### [DATA PROVIDED]

※

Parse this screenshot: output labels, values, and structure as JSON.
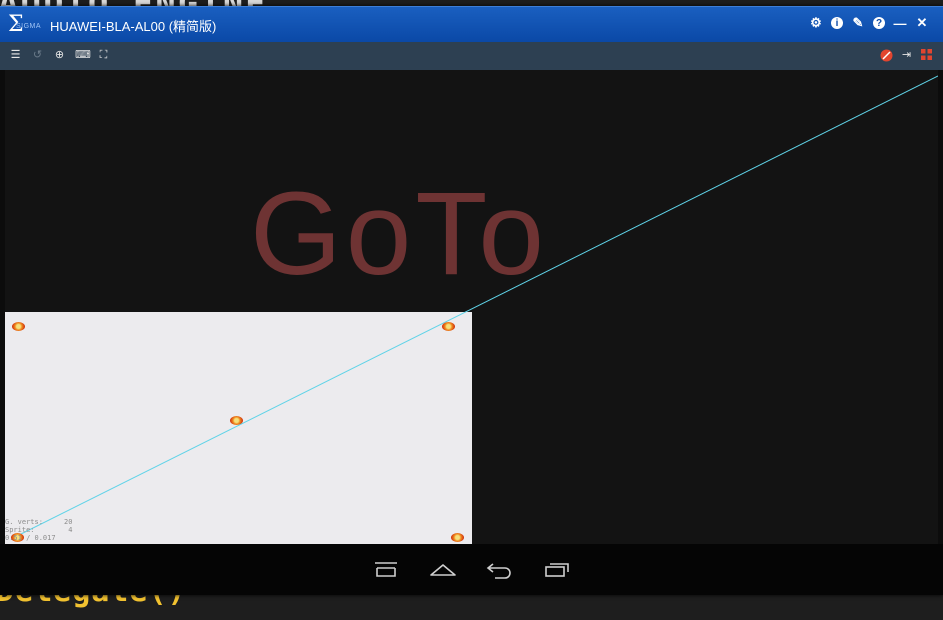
{
  "background": {
    "code_top": "AUDIO_ENGINE",
    "code_bottom": "Delegate()"
  },
  "window": {
    "logo_text": "SIGMA",
    "title": "HUAWEI-BLA-AL00 (精简版)",
    "title_icons": [
      "gear-icon",
      "info-icon",
      "pin-icon",
      "help-icon",
      "minimize-icon",
      "close-icon"
    ],
    "toolbar_left_icons": [
      "list-icon",
      "undo-icon",
      "zoom-icon",
      "keyboard-icon",
      "fullscreen-icon"
    ],
    "toolbar_right_icons": [
      "mute-icon",
      "exit-icon",
      "grid-icon"
    ]
  },
  "device_screen": {
    "overlay_text": "GoTo",
    "stats_lines": [
      "G. verts:     20",
      "Sprite:        4",
      "0.51 / 0.017"
    ]
  },
  "navbar": {
    "buttons": [
      "menu-icon",
      "home-icon",
      "back-icon",
      "recent-apps-icon"
    ]
  },
  "colors": {
    "titlebar": "#0a48a6",
    "toolbar": "#2d4052",
    "overlay_text": "#6e3333",
    "trace_line": "#5fd3e8",
    "panel": "#ecebee"
  }
}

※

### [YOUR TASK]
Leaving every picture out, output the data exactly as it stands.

### [EXERCISE SOLUTION]
Parse this screenshot: output labels, values, and structure as JSON.
{
  "background": {
    "code_top": "AUDIO_ENGINE",
    "code_bottom": "Delegate()"
  },
  "window": {
    "logo_text": "SIGMA",
    "title": "HUAWEI-BLA-AL00 (精简版)",
    "title_icons": [
      "gear-icon",
      "info-icon",
      "pin-icon",
      "help-icon",
      "minimize-icon",
      "close-icon"
    ],
    "toolbar_left_icons": [
      "list-icon",
      "undo-icon",
      "zoom-icon",
      "keyboard-icon",
      "fullscreen-icon"
    ],
    "toolbar_right_icons": [
      "mute-icon",
      "exit-icon",
      "grid-icon"
    ]
  },
  "device_screen": {
    "overlay_text": "GoTo",
    "stats_lines": [
      "G. verts:     20",
      "Sprite:        4",
      "0.51 / 0.017"
    ]
  },
  "navbar": {
    "buttons": [
      "menu-icon",
      "home-icon",
      "back-icon",
      "recent-apps-icon"
    ]
  },
  "colors": {
    "titlebar": "#0a48a6",
    "toolbar": "#2d4052",
    "overlay_text": "#6e3333",
    "trace_line": "#5fd3e8",
    "panel": "#ecebee"
  }
}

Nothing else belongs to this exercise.